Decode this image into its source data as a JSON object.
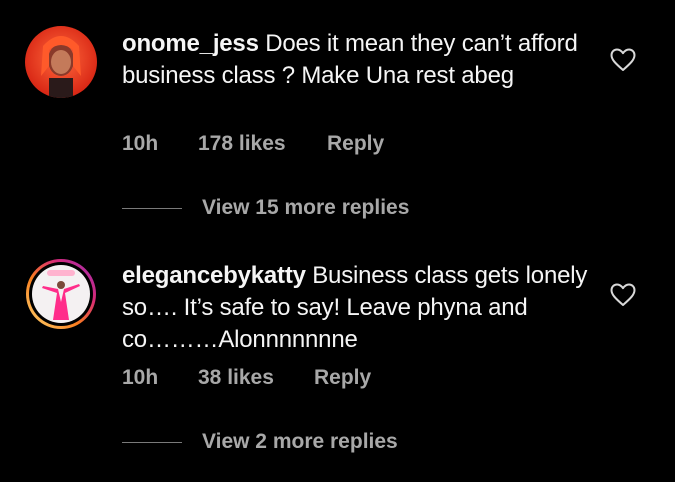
{
  "comments": [
    {
      "username": "onome_jess",
      "text": "Does it mean they can’t afford business class ? Make Una rest abeg",
      "time": "10h",
      "likes": "178 likes",
      "reply_label": "Reply",
      "view_replies": "View 15 more replies"
    },
    {
      "username": "elegancebykatty",
      "text": "Business class gets lonely so…. It’s safe to say! Leave phyna and co………Alonnnnnnne",
      "time": "10h",
      "likes": "38 likes",
      "reply_label": "Reply",
      "view_replies": "View 2 more replies"
    }
  ],
  "colors": {
    "background": "#000000",
    "text": "#f5f5f5",
    "muted": "#a8a8a8",
    "story_ring": "#e1306c"
  },
  "icons": {
    "like": "heart-outline-icon"
  }
}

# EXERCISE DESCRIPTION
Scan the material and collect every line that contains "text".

# OUTPUT BELOW
      "text": "Does it mean they can’t afford business class ? Make Una rest abeg",
      "text": "Business class gets lonely so…. It’s safe to say! Leave phyna and co………Alonnnnnnne",
    "text": "#f5f5f5",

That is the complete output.